If 2011 is remembered for anything, it will be recalled as a year of discontentment. From Wall Street to Cairo, disgruntled masses raised their voices in collective anger.
In a bow to this new wave, “Time” magazine this month named the ubiquitous “protestor” its Person of the Year.
The editors of Qcitymetro have been watching, too, and today we name Phillip Agnew our Newsmaker of 2011.
In early June, Agnew was arrested at the EpiCentre entertainment complex in uptown Charlotte after he refused a security guard’s demand that he either straighten his hat or leave. Believing himself a victim of racial discrimination, he opted to do neither.
Charged with second-degree trespassing, the then-25-year-old Florida A&M University graduate was questioned, taken to county jail and processed. He was later found guilty and banned from the EpiCentre for two years.
Agnew described his actions that night as “civil disobedience” in the best vein of our African American tradition. Blacks, he said, are frequently singled out for scrutiny at EpiCentre venues.
“At some point,” he told us last June, “you have to say, ‘This is enough, and it doesn’t make sense to me.’ ”
While Qcitymetro takes no position on Agnew’s basic claim of racial discrimination, we couldn’t help but admire his willingness to stand for what he believed was right — even if it meant going to jail.
Apparently, we were not the only ones struck by his story. In a year that saw Harriet Jinwright go to prison, NAACP President Kojo Nantambu label our city a “racist bastion” and County Commissioner Harold Cogdell launch a bloodless coup against fellow Democrat Jennifer Roberts, the Agnew saga was among our best-read topics.

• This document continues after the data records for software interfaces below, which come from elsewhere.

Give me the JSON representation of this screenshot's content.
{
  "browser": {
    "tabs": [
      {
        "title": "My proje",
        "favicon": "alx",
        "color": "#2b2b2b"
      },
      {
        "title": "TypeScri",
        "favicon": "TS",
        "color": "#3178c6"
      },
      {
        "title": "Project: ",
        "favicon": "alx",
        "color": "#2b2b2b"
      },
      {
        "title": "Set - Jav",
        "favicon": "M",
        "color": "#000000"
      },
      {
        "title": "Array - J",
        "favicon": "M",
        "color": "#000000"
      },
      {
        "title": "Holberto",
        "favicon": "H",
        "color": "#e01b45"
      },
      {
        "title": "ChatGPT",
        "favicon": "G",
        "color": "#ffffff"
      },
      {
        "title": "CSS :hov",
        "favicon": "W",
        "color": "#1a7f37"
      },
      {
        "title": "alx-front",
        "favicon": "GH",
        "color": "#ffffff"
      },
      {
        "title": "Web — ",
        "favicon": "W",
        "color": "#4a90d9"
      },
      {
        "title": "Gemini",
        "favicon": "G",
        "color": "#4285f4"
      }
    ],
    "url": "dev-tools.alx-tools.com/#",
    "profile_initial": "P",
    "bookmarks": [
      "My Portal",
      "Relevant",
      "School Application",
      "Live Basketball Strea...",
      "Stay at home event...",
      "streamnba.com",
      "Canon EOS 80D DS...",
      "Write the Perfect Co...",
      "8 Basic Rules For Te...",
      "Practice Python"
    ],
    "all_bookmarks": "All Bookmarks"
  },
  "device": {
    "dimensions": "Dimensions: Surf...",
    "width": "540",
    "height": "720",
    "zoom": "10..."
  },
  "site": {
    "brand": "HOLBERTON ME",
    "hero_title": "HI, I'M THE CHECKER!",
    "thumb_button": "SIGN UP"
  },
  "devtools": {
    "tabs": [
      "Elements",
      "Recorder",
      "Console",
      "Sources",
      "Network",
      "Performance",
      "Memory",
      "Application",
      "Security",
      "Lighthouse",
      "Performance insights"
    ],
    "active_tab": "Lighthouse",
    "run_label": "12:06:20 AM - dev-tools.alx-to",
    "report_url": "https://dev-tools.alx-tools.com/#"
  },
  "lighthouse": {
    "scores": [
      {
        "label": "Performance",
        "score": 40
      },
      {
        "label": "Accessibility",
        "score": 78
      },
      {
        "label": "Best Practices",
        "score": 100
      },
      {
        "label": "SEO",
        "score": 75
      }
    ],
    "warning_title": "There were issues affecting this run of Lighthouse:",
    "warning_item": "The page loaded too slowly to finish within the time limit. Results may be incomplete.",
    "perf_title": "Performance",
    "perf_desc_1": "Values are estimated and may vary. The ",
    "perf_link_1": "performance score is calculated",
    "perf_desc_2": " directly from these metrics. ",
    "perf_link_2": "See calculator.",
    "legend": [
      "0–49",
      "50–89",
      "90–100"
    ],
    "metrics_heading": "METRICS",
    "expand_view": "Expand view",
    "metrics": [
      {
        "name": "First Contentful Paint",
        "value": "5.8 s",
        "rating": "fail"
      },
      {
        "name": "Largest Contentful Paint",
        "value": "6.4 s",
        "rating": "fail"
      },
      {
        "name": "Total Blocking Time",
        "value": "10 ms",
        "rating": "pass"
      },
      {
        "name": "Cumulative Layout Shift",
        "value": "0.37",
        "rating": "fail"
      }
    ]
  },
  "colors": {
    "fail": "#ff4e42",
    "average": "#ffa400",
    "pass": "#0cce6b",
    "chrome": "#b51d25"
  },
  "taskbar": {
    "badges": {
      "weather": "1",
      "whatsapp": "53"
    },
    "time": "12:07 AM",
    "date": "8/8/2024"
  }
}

So what resulted from his courageous stand?
Shortly after his arrest, Agnew called for a widespread boycott of the EpiCentre. His “Do Not Enter the EpiCentre” movement attracted hundreds of advocates (and detractors), spawned a Facebook page and eventually ended up being discussed in City Council chambers, as well as being argued in court. He later launched a loyalty product called the Charlotte Black Card aimed at getting more African Americans to patronize their own businesses.
As for his allegations of racism, the Charlotte Mecklenburg Community Relations Committee sent a group of testers — half were black and half were white — into the EpiCentre to test Agnew’s theory. What they found did not support racism but did indicate an unequal enforcement of the center’s dress code.
Willie Ratchford, the CRC’s executive director, told Qcitymetro that of the testers who went into the EpiCentre wearing their hats crooked, some were confronted and some were not. But race, he said, seemed to play no role in which individuals were targeted.
EpiCentre officials have steadfastly refused to talk with us or anyone else about the Agnew incident, but according to Ratchford, in light of the CRC’s findings, the center hired a new security company this fall and implemented new training to ensure equal enforcement of its dress code and other rules.
As for Agnew, he said he has no regrets about the stance that he took. During a brief interview in early December, he called the hiring of a new security company a “partial victory.”